1Contributed equally to this work.
Russian Arctic warming and ‘greening’ are closely tracked by tundra shrub willows
Article first published online: 7 AUG 2009
© 2009 Blackwell Publishing Ltd
Global Change Biology
Volume 16, Issue 5, pages 1542–1554, May 2010
How to Cite
FORBES, B. C., FAURIA, M. M. and ZETTERBERG, P. (2010), Russian Arctic warming and ‘greening’ are closely tracked by tundra shrub willows. Global Change Biology, 16: 1542–1554. doi: 10.1111/j.1365-2486.2009.02047.x
- Issue published online: 14 APR 2010
- Article first published online: 7 AUG 2009
- Received 22 May 2009 and accepted 2 July 2009
- climate change;
- remote sensing;
- Salix lanata;
- trend analysis

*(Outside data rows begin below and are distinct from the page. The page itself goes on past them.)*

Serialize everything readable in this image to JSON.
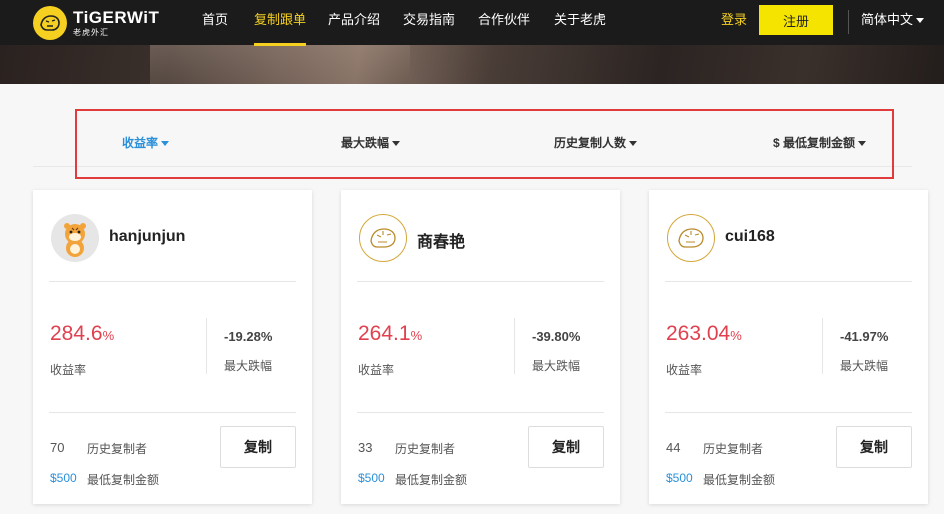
{
  "brand": {
    "name": "TiGERWiT",
    "subtitle": "老虎外汇",
    "accent": "#f5d020"
  },
  "nav": {
    "items": [
      {
        "label": "首页",
        "active": false
      },
      {
        "label": "复制跟单",
        "active": true
      },
      {
        "label": "产品介绍",
        "active": false
      },
      {
        "label": "交易指南",
        "active": false
      },
      {
        "label": "合作伙伴",
        "active": false
      },
      {
        "label": "关于老虎",
        "active": false
      }
    ],
    "login": "登录",
    "register": "注册",
    "language": "简体中文"
  },
  "filters": [
    {
      "label": "收益率",
      "active": true
    },
    {
      "label": "最大跌幅",
      "active": false
    },
    {
      "label": "历史复制人数",
      "active": false
    },
    {
      "label": "$ 最低复制金额",
      "active": false
    }
  ],
  "traders": [
    {
      "name": "hanjunjun",
      "avatar": "tiger-cartoon-photo",
      "return_value": "284.6",
      "return_unit": "%",
      "return_label": "收益率",
      "drawdown": "-19.28%",
      "drawdown_label": "最大跌幅",
      "copiers": "70",
      "copiers_label": "历史复制者",
      "min_amount": "$500",
      "min_amount_label": "最低复制金额",
      "copy_label": "复制"
    },
    {
      "name": "商春艳",
      "avatar": "tiger-logo-outline",
      "return_value": "264.1",
      "return_unit": "%",
      "return_label": "收益率",
      "drawdown": "-39.80%",
      "drawdown_label": "最大跌幅",
      "copiers": "33",
      "copiers_label": "历史复制者",
      "min_amount": "$500",
      "min_amount_label": "最低复制金额",
      "copy_label": "复制"
    },
    {
      "name": "cui168",
      "avatar": "tiger-logo-outline",
      "return_value": "263.04",
      "return_unit": "%",
      "return_label": "收益率",
      "drawdown": "-41.97%",
      "drawdown_label": "最大跌幅",
      "copiers": "44",
      "copiers_label": "历史复制者",
      "min_amount": "$500",
      "min_amount_label": "最低复制金额",
      "copy_label": "复制"
    }
  ]
}
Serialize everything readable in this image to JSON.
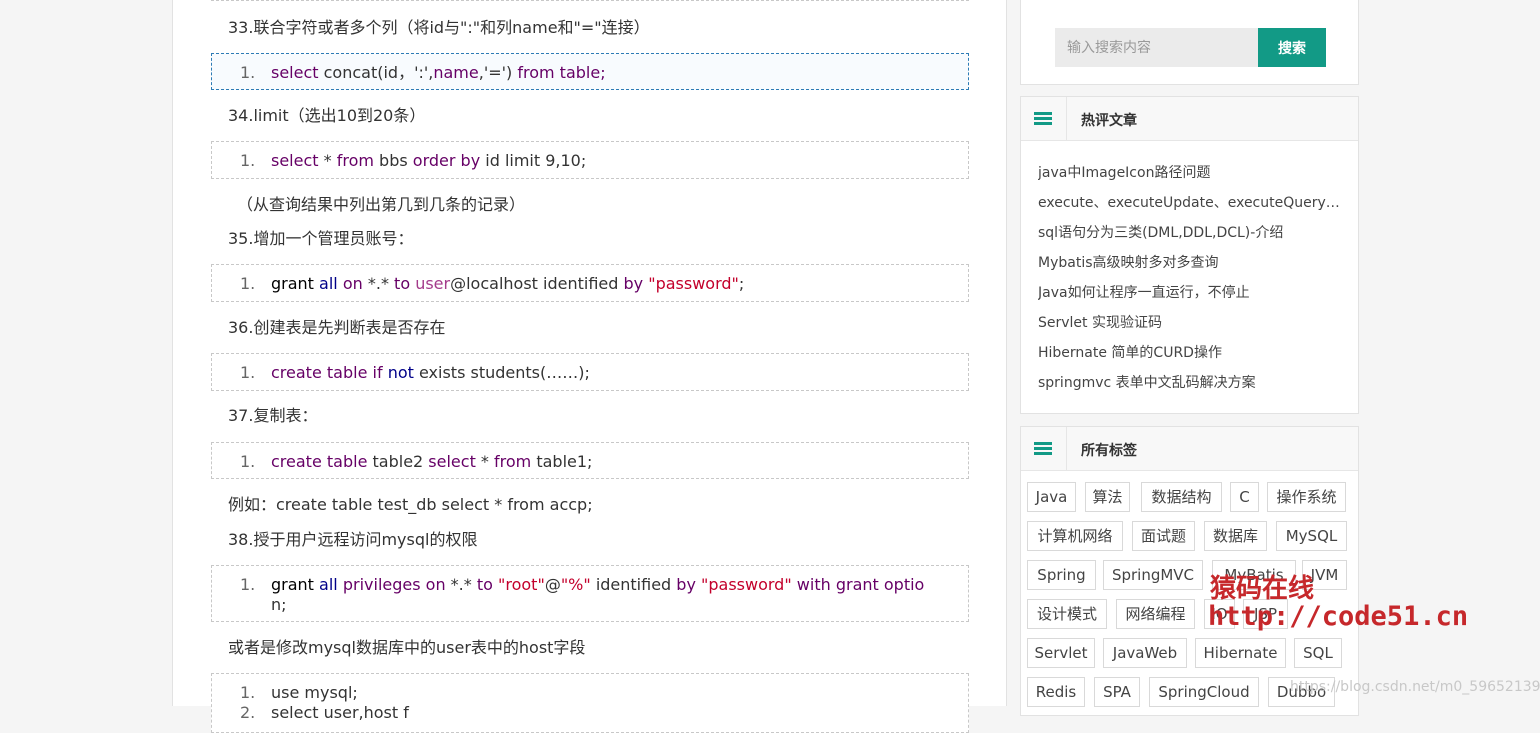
{
  "article": {
    "p33": "33.联合字符或者多个列（将id与\":\"和列name和\"=\"连接）",
    "p34": "34.limit（选出10到20条）",
    "p34_note": "（从查询结果中列出第几到几条的记录）",
    "p35": "35.增加一个管理员账号：",
    "p36": "36.创建表是先判断表是否存在",
    "p37": "37.复制表：",
    "p37_example": "例如：create table test_db select * from accp;",
    "p38": "38.授于用户远程访问mysql的权限",
    "p38_note": "或者是修改mysql数据库中的user表中的host字段",
    "line_no_1": "1.",
    "line_no_2": "2."
  },
  "code": {
    "c33": [
      "select",
      " concat(id，':',",
      "name",
      ",'=') ",
      "from",
      " table;"
    ],
    "c34": [
      "select",
      " * ",
      "from",
      " bbs ",
      "order",
      " ",
      "by",
      " id limit 9,10;"
    ],
    "c35": [
      "grant",
      " ",
      "all",
      " ",
      "on",
      " *.* ",
      "to",
      " ",
      "user",
      "@localhost identified ",
      "by",
      " ",
      "\"password\"",
      ";"
    ],
    "c36": [
      "create",
      " ",
      "table",
      " ",
      "if",
      " ",
      "not",
      " exists students(……);"
    ],
    "c37": [
      "create",
      " ",
      "table",
      " table2 ",
      "select",
      " * ",
      "from",
      " table1;"
    ],
    "c38": [
      "grant",
      " ",
      "all",
      " ",
      "privileges",
      " ",
      "on",
      " *.* ",
      "to",
      " ",
      "\"root\"",
      "@",
      "\"%\"",
      " identified ",
      "by",
      " ",
      "\"password\"",
      " ",
      "with",
      " ",
      "grant",
      " ",
      "optio"
    ],
    "c38_wrap": "n;",
    "c39_1": "use mysql;",
    "c39_2": "select user,host f"
  },
  "search": {
    "placeholder": "输入搜索内容",
    "button": "搜索"
  },
  "hot": {
    "title": "热评文章",
    "items": [
      "java中ImageIcon路径问题",
      "execute、executeUpdate、executeQuery三者的区别",
      "sql语句分为三类(DML,DDL,DCL)-介绍",
      "Mybatis高级映射多对多查询",
      "Java如何让程序一直运行，不停止",
      "Servlet 实现验证码",
      "Hibernate 简单的CURD操作",
      "springmvc 表单中文乱码解决方案"
    ]
  },
  "tags": {
    "title": "所有标签",
    "items": [
      "Java",
      "算法",
      "数据结构",
      "C",
      "操作系统",
      "计算机网络",
      "面试题",
      "数据库",
      "MySQL",
      "Spring",
      "SpringMVC",
      "MyBatis",
      "JVM",
      "设计模式",
      "网络编程",
      "IO",
      "JSP",
      "Servlet",
      "JavaWeb",
      "Hibernate",
      "SQL",
      "Redis",
      "SPA",
      "SpringCloud",
      "Dubbo"
    ]
  },
  "watermark": {
    "cn": "猿码在线",
    "url": "http://code51.cn",
    "csdn": "https://blog.csdn.net/m0_59652139"
  },
  "colors": {
    "accent": "#129a86",
    "keyword": "#660066",
    "keyword2": "#000088",
    "string": "#c3002b"
  }
}
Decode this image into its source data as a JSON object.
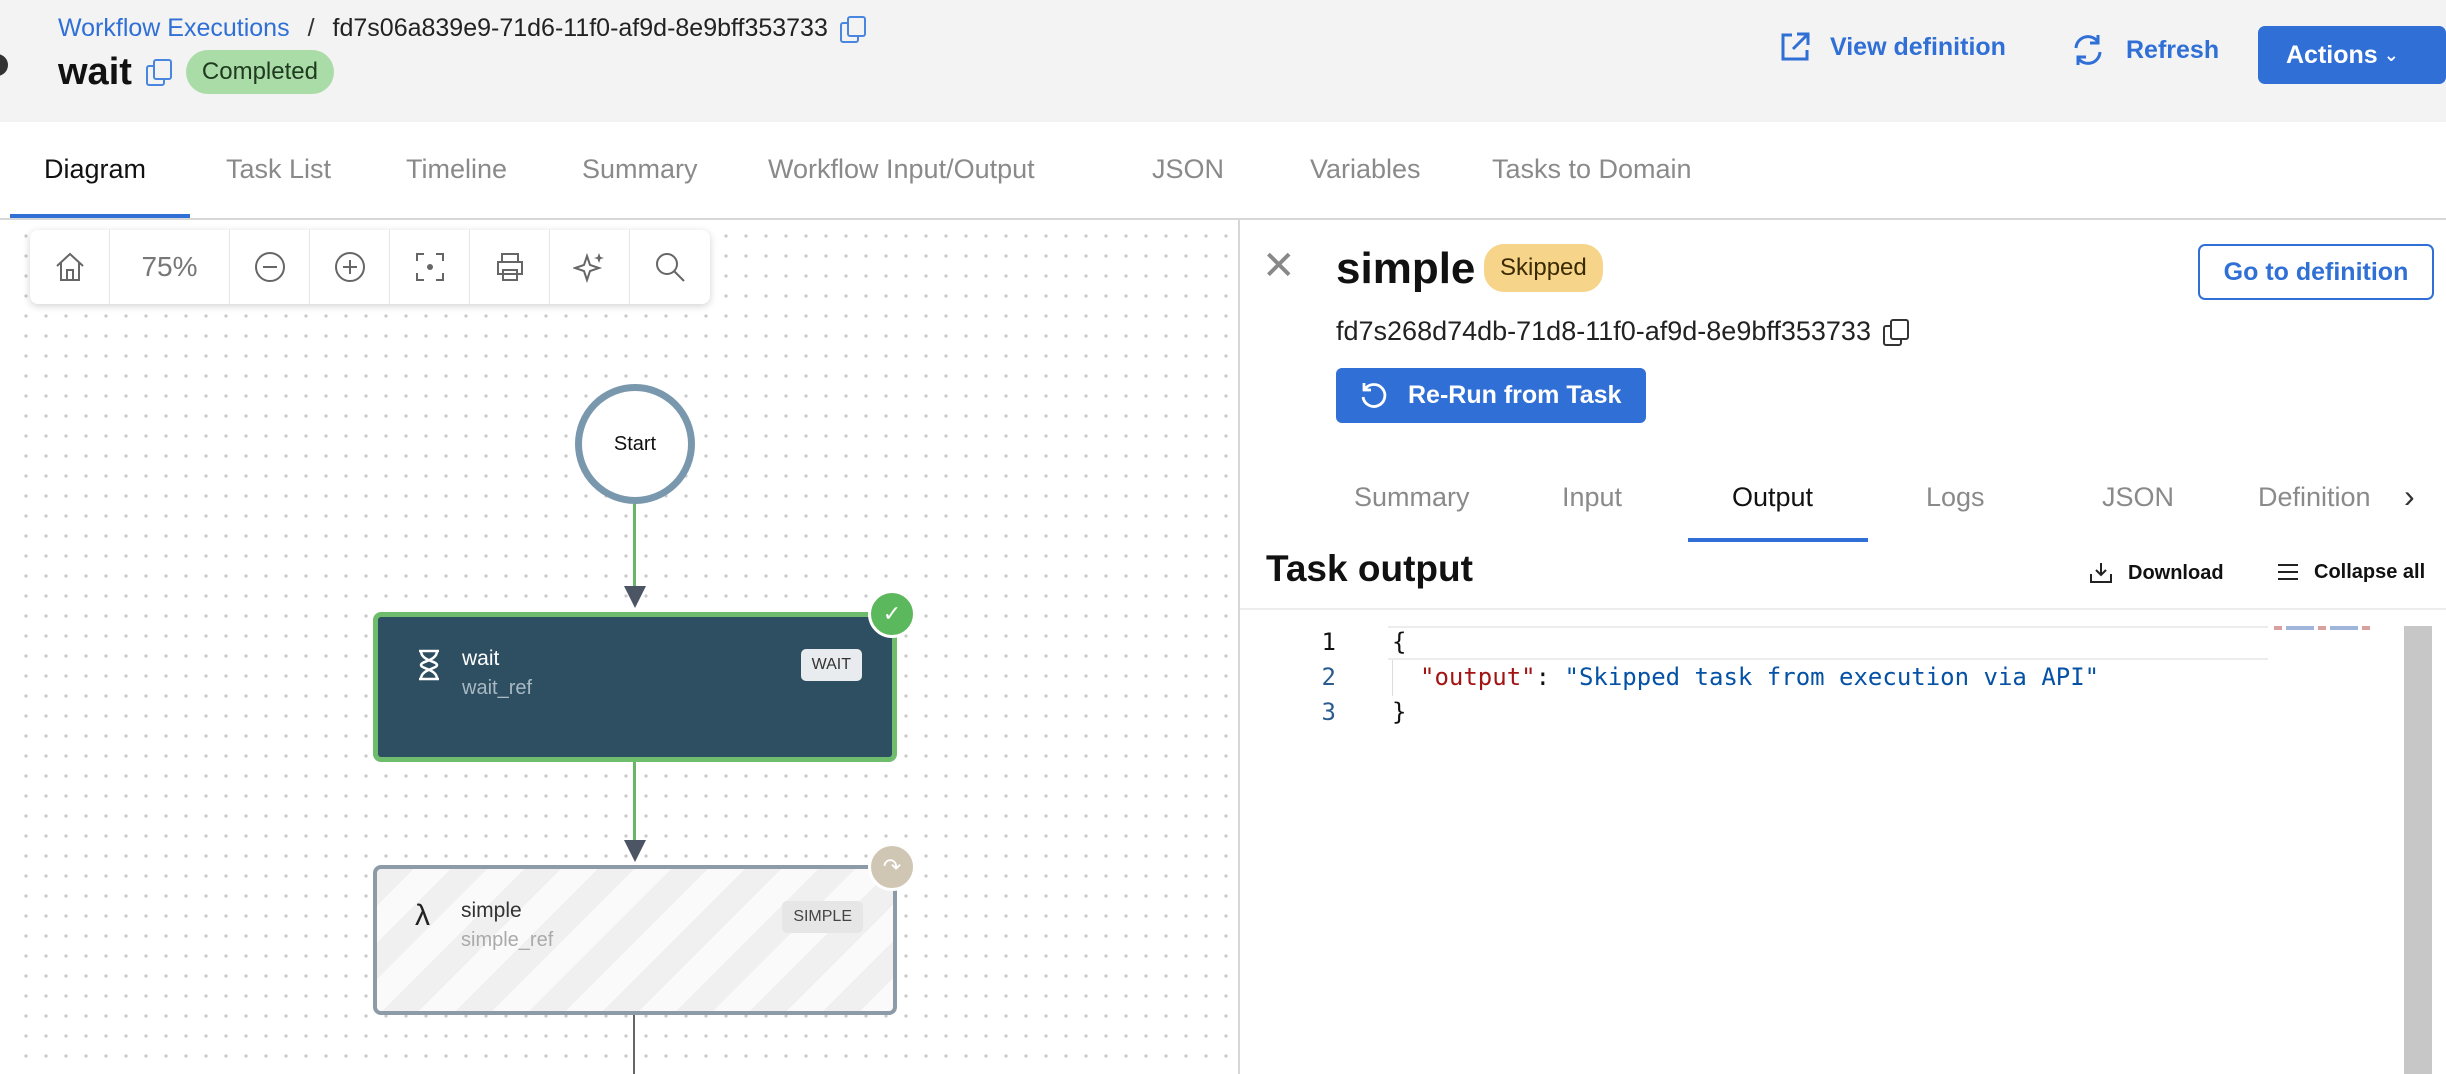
{
  "header": {
    "breadcrumb_link": "Workflow Executions",
    "breadcrumb_sep": "/",
    "execution_id": "fd7s06a839e9-71d6-11f0-af9d-8e9bff353733",
    "title": "wait",
    "status": "Completed",
    "view_definition_label": "View definition",
    "refresh_label": "Refresh",
    "actions_label": "Actions"
  },
  "tabs": [
    "Diagram",
    "Task List",
    "Timeline",
    "Summary",
    "Workflow Input/Output",
    "JSON",
    "Variables",
    "Tasks to Domain"
  ],
  "active_tab": "Diagram",
  "toolbar": {
    "zoom": "75%",
    "icons": [
      "home-icon",
      "zoom-out-icon",
      "zoom-in-icon",
      "fit-view-icon",
      "print-icon",
      "sparkle-icon",
      "search-icon"
    ]
  },
  "diagram": {
    "start_label": "Start",
    "nodes": [
      {
        "name": "wait",
        "ref": "wait_ref",
        "type": "WAIT",
        "status": "completed"
      },
      {
        "name": "simple",
        "ref": "simple_ref",
        "type": "SIMPLE",
        "status": "skipped"
      }
    ],
    "colors": {
      "completed": "#6dbd6d",
      "node_dark": "#2d4f61",
      "edge": "#6bb56b"
    }
  },
  "panel": {
    "title": "simple",
    "status": "Skipped",
    "go_to_definition_label": "Go to definition",
    "task_id": "fd7s268d74db-71d8-11f0-af9d-8e9bff353733",
    "rerun_label": "Re-Run from Task",
    "sub_tabs": [
      "Summary",
      "Input",
      "Output",
      "Logs",
      "JSON",
      "Definition"
    ],
    "active_sub_tab": "Output",
    "output_title": "Task output",
    "download_label": "Download",
    "collapse_label": "Collapse all",
    "code": {
      "line_numbers": [
        "1",
        "2",
        "3"
      ],
      "open_brace": "{",
      "key": "\"output\"",
      "colon": ": ",
      "value": "\"Skipped task from execution via API\"",
      "close_brace": "}"
    }
  },
  "colors": {
    "accent": "#2f6fd6",
    "completed_badge": "#a9dca7",
    "skipped_badge": "#f6d48a"
  }
}
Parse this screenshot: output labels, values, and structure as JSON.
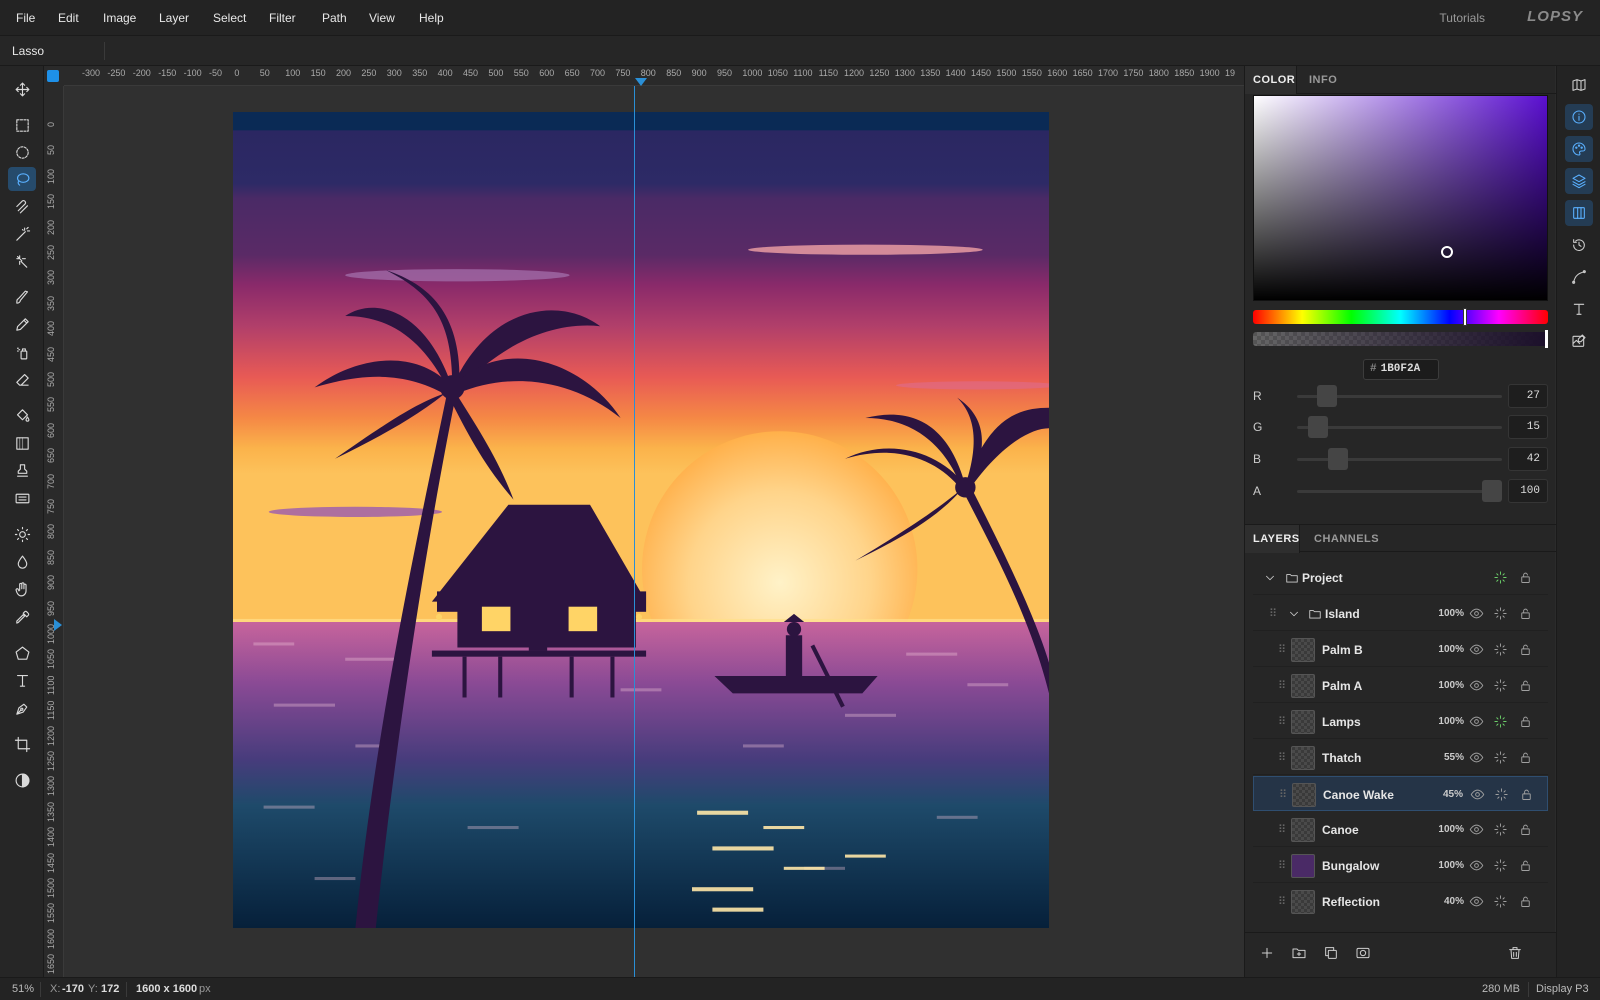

Growth in arctic vegetation is generally expected to increase under a warming climate, particularly among deciduous shrubs. We analyzed annual ring growth for an abundant and nearly circumpolar erect willow (Salix lanata L.) from the coastal zone of the northwest Russian Arctic (Nenets Autonomous Okrug). The resulting chronology is strongly related to summer temperature for the period 1942–2005. Remarkably high correlations occur at long distances (>1600 km) across the tundra and taiga zones of West Siberia and Eastern Europe. We also found a clear relationship with photosynthetic activity for upland vegetation at a regional scale for the period 1981–2005, confirming a parallel ‘greening’ trend reported for similarly warming North American portions of the tundra biome. The standardized growth curve suggests a significant increase in shrub willow growth over the last six decades. These findings are in line with field and remote sensing studies that have assigned a strong shrub component to the reported greening signal since the early 1980s. Furthermore, the growth trend agrees with qualitative observations by nomadic Nenets reindeer herders of recent increases in willow size in the region. The quality of the chronology as a climate proxy is exceptional. Given its wide geographic distribution and the ready preservation of wood in permafrost, S. lanata L. has great potential for extended temperature reconstructions in remote areas across the Arctic.